What to do: Pull every line containing "markups" from the listing below.

Provided data:

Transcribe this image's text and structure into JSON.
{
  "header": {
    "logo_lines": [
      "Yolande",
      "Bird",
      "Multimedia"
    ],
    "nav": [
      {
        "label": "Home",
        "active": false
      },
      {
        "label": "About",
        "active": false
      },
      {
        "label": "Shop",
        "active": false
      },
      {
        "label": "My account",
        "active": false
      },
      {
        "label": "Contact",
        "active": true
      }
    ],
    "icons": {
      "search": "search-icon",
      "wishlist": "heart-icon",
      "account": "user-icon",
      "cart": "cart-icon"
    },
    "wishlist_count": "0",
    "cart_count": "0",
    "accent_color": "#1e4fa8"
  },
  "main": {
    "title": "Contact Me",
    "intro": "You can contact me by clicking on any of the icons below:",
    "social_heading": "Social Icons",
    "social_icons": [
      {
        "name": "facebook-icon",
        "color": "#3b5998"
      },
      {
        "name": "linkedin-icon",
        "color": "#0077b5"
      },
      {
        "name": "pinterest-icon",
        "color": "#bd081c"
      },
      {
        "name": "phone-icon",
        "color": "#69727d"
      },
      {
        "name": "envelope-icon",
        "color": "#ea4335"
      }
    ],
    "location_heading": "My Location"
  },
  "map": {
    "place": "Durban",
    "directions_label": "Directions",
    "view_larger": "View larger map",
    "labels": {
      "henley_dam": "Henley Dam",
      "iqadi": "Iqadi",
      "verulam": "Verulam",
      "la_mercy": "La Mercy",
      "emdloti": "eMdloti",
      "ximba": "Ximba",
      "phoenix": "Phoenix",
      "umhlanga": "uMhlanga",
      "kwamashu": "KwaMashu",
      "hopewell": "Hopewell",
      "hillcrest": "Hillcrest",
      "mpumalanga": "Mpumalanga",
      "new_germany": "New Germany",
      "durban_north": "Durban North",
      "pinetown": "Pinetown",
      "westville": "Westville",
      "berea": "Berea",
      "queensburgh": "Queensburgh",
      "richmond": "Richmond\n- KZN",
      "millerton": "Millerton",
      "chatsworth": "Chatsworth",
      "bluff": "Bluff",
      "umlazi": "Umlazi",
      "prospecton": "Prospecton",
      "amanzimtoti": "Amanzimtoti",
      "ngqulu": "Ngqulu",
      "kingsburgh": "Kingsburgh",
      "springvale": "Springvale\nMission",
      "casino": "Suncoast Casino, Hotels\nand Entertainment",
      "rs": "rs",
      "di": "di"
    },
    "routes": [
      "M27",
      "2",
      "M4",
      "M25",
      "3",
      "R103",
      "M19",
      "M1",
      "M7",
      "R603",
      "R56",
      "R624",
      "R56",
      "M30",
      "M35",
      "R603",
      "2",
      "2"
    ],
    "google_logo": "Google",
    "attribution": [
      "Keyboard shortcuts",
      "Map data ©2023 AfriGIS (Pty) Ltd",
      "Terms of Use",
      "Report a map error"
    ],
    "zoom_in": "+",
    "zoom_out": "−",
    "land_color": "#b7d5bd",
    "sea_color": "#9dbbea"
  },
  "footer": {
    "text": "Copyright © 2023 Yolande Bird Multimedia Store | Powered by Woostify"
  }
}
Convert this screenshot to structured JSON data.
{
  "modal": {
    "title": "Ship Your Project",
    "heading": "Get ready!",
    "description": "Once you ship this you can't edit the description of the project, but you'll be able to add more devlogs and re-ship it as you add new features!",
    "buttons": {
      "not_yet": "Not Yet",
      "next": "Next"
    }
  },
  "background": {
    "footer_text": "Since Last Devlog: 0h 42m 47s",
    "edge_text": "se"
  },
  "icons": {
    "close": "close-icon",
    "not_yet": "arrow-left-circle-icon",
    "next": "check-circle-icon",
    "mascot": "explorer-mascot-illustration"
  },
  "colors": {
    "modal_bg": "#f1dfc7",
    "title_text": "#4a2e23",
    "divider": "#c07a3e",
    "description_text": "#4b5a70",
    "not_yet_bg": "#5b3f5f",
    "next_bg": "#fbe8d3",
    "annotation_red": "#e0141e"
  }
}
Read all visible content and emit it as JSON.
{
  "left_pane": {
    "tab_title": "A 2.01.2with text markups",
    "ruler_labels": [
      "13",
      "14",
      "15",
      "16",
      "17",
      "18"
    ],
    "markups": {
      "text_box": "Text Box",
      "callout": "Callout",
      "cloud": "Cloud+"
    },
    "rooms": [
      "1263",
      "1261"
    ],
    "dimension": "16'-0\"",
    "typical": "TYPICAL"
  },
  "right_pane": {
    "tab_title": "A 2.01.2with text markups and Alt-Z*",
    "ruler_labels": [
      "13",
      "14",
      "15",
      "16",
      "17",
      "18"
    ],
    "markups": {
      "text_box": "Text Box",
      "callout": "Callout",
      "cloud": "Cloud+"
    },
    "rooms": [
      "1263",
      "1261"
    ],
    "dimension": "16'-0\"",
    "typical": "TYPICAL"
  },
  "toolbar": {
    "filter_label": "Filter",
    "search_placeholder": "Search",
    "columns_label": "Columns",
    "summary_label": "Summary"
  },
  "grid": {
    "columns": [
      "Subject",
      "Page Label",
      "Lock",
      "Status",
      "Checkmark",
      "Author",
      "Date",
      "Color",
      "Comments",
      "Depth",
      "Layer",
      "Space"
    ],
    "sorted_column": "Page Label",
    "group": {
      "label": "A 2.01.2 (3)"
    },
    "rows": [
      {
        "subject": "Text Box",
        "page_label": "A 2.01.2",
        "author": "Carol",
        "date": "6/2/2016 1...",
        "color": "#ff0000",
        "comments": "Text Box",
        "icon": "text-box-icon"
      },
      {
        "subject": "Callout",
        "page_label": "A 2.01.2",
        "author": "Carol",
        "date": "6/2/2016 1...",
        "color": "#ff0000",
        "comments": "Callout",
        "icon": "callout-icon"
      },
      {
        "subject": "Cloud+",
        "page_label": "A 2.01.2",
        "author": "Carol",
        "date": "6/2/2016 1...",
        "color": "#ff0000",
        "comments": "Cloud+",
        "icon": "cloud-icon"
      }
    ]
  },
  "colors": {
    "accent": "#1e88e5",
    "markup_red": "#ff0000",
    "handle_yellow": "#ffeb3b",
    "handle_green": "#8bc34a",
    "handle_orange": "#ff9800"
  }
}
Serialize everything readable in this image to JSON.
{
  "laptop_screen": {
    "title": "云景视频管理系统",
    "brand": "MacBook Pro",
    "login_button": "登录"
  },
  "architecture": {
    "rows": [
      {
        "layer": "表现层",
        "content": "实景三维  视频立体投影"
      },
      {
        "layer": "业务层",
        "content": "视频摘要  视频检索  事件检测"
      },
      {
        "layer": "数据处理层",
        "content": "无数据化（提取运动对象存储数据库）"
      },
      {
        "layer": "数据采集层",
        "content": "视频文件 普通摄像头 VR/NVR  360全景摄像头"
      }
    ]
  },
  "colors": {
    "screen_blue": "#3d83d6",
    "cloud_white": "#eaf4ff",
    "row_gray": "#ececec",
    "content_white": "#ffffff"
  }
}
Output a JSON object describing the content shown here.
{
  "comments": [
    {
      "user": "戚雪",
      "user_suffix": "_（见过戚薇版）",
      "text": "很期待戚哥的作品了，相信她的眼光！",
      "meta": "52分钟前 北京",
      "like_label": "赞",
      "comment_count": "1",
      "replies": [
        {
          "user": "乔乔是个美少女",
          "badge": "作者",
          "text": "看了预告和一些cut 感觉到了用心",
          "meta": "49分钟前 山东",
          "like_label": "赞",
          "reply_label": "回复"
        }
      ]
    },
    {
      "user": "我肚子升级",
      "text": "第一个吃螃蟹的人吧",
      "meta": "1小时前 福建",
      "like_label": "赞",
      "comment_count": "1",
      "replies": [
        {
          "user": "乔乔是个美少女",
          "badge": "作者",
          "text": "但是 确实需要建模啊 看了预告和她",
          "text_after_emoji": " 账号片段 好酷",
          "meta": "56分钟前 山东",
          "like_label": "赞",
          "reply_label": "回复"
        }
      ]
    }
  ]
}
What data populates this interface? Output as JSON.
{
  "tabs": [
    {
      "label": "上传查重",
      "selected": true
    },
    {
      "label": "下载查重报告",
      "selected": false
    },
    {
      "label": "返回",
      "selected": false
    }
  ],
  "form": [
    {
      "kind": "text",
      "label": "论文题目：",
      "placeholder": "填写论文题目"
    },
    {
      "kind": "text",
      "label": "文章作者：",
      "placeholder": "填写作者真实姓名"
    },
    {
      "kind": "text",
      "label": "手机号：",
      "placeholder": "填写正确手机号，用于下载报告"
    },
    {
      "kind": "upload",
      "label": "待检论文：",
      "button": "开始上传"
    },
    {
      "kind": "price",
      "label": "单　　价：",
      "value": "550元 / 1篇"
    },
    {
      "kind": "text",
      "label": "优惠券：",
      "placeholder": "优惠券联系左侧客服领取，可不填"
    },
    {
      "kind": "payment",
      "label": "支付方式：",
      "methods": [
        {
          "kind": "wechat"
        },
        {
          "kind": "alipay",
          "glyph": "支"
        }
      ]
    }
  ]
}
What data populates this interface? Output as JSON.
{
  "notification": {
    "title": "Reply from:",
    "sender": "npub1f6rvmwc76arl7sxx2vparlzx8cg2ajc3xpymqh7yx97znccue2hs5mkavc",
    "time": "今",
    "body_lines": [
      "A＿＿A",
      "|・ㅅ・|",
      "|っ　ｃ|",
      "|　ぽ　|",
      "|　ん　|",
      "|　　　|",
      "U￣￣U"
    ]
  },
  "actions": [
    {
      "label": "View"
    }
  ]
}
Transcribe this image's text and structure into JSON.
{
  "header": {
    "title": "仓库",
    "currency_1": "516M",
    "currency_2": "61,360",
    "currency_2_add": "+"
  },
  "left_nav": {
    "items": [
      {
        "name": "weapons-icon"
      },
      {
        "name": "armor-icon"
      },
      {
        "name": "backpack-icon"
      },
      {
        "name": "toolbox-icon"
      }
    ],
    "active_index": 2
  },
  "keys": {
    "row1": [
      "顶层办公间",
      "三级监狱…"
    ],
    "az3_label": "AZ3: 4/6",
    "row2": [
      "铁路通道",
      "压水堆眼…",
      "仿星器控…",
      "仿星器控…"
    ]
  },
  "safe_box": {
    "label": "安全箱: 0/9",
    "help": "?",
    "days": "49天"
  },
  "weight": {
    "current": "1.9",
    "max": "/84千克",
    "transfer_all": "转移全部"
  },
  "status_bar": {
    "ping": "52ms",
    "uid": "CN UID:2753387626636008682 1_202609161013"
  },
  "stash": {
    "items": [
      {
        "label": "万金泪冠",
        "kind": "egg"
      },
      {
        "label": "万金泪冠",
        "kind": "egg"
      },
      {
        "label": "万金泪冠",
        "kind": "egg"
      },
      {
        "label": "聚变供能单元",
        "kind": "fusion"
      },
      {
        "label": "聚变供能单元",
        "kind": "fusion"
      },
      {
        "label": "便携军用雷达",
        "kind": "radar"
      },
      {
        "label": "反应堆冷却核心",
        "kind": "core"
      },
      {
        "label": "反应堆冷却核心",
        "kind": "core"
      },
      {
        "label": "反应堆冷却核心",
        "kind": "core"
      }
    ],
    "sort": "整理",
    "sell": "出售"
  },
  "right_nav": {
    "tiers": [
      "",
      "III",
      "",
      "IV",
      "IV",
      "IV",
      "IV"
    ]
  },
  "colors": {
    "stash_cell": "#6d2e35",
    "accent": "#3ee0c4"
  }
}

Response:
    "tab_title": "A 2.01.2with text markups",
    "markups": {
    "tab_title": "A 2.01.2with text markups and Alt-Z*",
    "markups": {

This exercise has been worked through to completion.